Follow-up: Impact on academic ranks?

In our previous e-letter we requested feedback, both to University Council and to the Board of Governors, about new policies and procedures proposed by the College of Medicine which would result in the academic ranks of Assistant, Associate, and full Professor being awarded to ca. 1500 clinicians who currently practice medicine in the province of Saskatchewan and have appointments with the College of Medicine.

Your feedback continues to be important.

Discussion in Council

Submitted to Council and on its agenda last Thursday (Item 9.1) was the draft Policy for the appointment and promotion of Medical Faculty, with linked Procedures Manual, as items for information only. Council members heard that the new Policy was necessary for accreditation, specifically to cultivate greater engagement of Saskatchewan clinicians in the program. The “town/gown split” is believed to be a significant impediment to the college’s success and the policy purportedly would satisfy accreditors by improving engagement of these so-called Medical faculty. The proposed model was inspired by Queens University among others, which addressed the problem of the town/gown split by making every physician a faculty member.

Discussion in Council, however, demonstrated significant disquiet among faculty concerning the implications of the policy and procedure documents. Not only is the role of University Council being sidestepped, but respect for our collegial processes, our faculty members, and other contributors to our academic programs is diminished by this proposal. Faculty members from the College of Nursing and Education observed that large numbers of nurses and teachers in the province also make extraordinary contributions to our programs and to the academic mission of the university without being conferred such ranks. Others noted that while there is respect for practitioners involved in our programs, there is a difference between them and academic faculty members, and subsuming ranks will confuse and obfuscate their respective roles in the university. A differential designation for these medical faculty must be implemented.

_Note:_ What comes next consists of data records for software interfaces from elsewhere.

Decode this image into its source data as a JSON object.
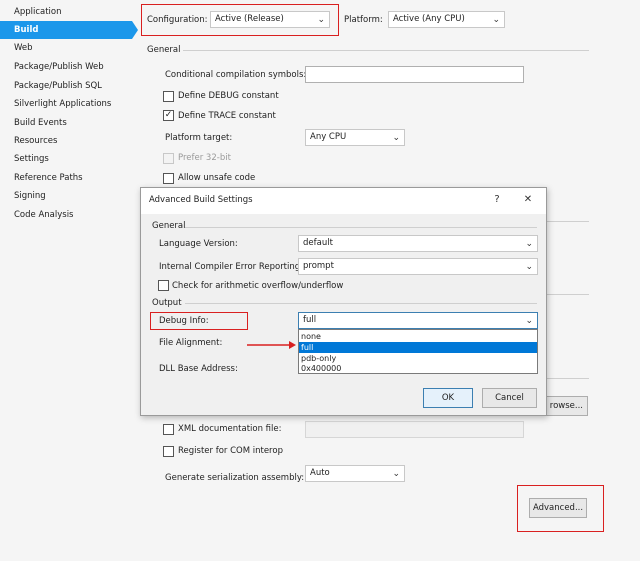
{
  "sidebar": {
    "items": [
      {
        "label": "Application"
      },
      {
        "label": "Build"
      },
      {
        "label": "Web"
      },
      {
        "label": "Package/Publish Web"
      },
      {
        "label": "Package/Publish SQL"
      },
      {
        "label": "Silverlight Applications"
      },
      {
        "label": "Build Events"
      },
      {
        "label": "Resources"
      },
      {
        "label": "Settings"
      },
      {
        "label": "Reference Paths"
      },
      {
        "label": "Signing"
      },
      {
        "label": "Code Analysis"
      }
    ],
    "active_index": 1
  },
  "header": {
    "configuration_label": "Configuration:",
    "configuration_value": "Active (Release)",
    "platform_label": "Platform:",
    "platform_value": "Active (Any CPU)"
  },
  "general": {
    "title": "General",
    "conditional_symbols_label": "Conditional compilation symbols:",
    "conditional_symbols_value": "",
    "define_debug_label": "Define DEBUG constant",
    "define_debug_checked": false,
    "define_trace_label": "Define TRACE constant",
    "define_trace_checked": true,
    "platform_target_label": "Platform target:",
    "platform_target_value": "Any CPU",
    "prefer32_label": "Prefer 32-bit",
    "unsafe_label": "Allow unsafe code"
  },
  "output": {
    "browse_label": "rowse...",
    "xml_doc_label": "XML documentation file:",
    "register_com_label": "Register for COM interop",
    "serialization_label": "Generate serialization assembly:",
    "serialization_value": "Auto",
    "advanced_label": "Advanced..."
  },
  "dialog": {
    "title": "Advanced Build Settings",
    "help_icon": "?",
    "close_icon": "✕",
    "general_title": "General",
    "language_version_label": "Language Version:",
    "language_version_value": "default",
    "ice_reporting_label": "Internal Compiler Error Reporting:",
    "ice_reporting_value": "prompt",
    "overflow_label": "Check for arithmetic overflow/underflow",
    "output_title": "Output",
    "debug_info_label": "Debug Info:",
    "debug_info_value": "full",
    "debug_options": [
      "none",
      "full",
      "pdb-only",
      "0x400000"
    ],
    "debug_selected_index": 1,
    "file_alignment_label": "File Alignment:",
    "dll_base_label": "DLL Base Address:",
    "ok_label": "OK",
    "cancel_label": "Cancel"
  },
  "colors": {
    "accent": "#1c97ea",
    "highlight": "#d92020",
    "selection": "#0078d7"
  }
}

Ranks for Clinical Faculty

Other universities across Canada use the ranks Clinical Instructor or Lecturer, Clinical Assistant Professor, Clinical Associate Professor, and Clinical Professor. See, for example:

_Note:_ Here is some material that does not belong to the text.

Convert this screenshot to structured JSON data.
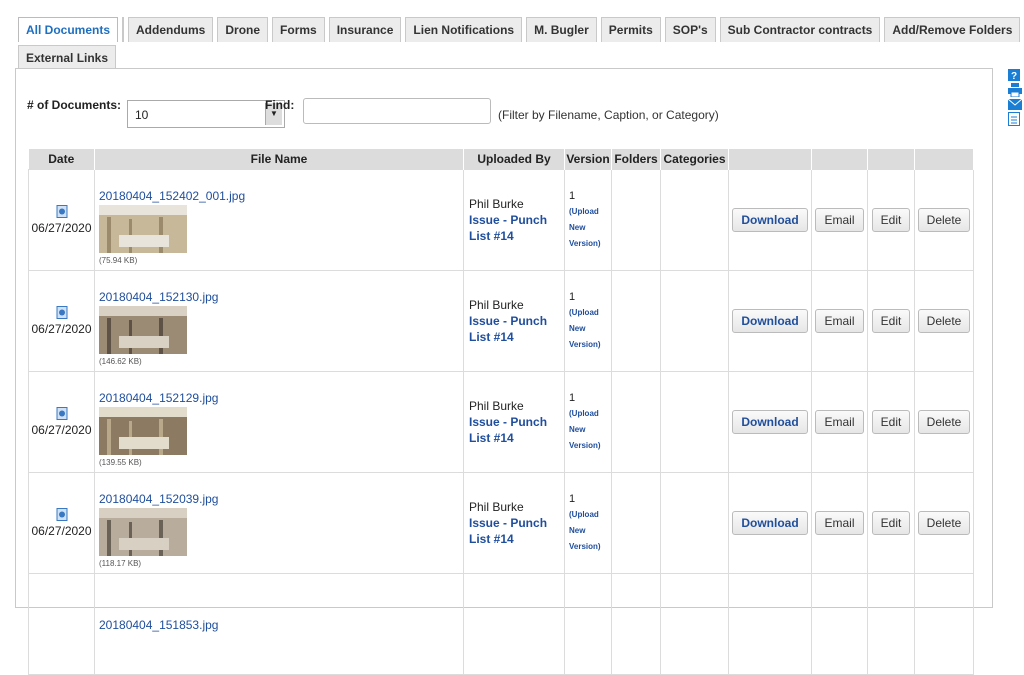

Even Dalhousie University, which does not use the prefix “Clinical” for the titles of clinical professors, distinguishes between Clinical faculty and other faculty members in its appointment processes (see Regulations, p. 11) and guidelines for tenure and promotion, with separate documents outlining the appropriate criteria for promotion in each group (see website, Guidelines, Reviewer Worksheet – Promotion to Associate Professor (Clinical) and to Professor (Clinical)). There is a separate Clinical Tenure and Promotion Committee for clinical departments (see Faculty of Medicine Procedural Framework & Terms of Reference).

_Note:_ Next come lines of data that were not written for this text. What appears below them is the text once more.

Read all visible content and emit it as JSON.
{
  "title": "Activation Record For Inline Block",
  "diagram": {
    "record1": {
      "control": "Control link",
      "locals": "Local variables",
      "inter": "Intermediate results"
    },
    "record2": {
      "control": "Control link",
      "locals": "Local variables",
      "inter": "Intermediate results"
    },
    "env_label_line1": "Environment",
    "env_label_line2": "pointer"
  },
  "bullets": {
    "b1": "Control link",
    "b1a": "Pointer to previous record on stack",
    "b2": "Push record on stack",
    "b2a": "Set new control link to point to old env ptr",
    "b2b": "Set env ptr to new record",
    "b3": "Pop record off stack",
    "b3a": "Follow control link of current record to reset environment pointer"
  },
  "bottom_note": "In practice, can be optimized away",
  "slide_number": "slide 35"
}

At the University of Saskatchewan, in contrast, the proposed Standards for Promotion and Tenure for faculty in the college largely blurs the distinctions between clinical and non-clinical faculty.

The draft Procedures manual states that “The overall aim of the new Policy for Medical Faculty is to ensure that all medical faculty appointments have equal legitimacy and academic recognition and equal opportunity for academic engagement, irrespective of payment modality. We hope that this move towards a unified medical faculty in the College of Medicine will contribute to improved ability to satisfy future accreditation requirements.”

The claim that appropriating the ranks of academic faculty members will confer legitimacy that is currently lacking and ensure accreditation is perplexing. Are we truly being asked to believe that clinical faculty will not engage with the teaching and research missions of the college if they are designated—say—“Clinical Professor” rather than “Professor”?

What can you do?

Council members are asked to convey comments to Dirk de Boer, Chair of the Planning and Priorities Committee, by April 30.

You can also write to the Board of Governors. Let them know that academic rank is valuable and the College of Medicine Policy and Procedures in their current form should not be approved.

The College of Medicine Standards must be approved by the University Review Committee, which is meeting this Friday and will be discussing the proposed Standards. If you have concerns about the Standards document, you might want to contact members of the committee:

  • Nicholas Low, Food and Biproduct Sciences
  • Nicholas Ovsenek, Anatomy & Cell Biology
  • Marvin Painter, Management & Marketing
  • Ramji Khandelwal, Biochemistry
  • Wanda Wiegers, College of Law
  • Erika Dyck, History
  • Vicky Duncan, Leslie and Irene Dubé Health Sciences Library
  • Alexandre (Sasha) Koustov, Physics & Engineering Physics
  • Graham Scoles, Plant Sciences
  • Jim Germida, Chair, Vice-Provost, Faculty Relations
  • Maureen Fryett and Bettyann Cox USFA Observers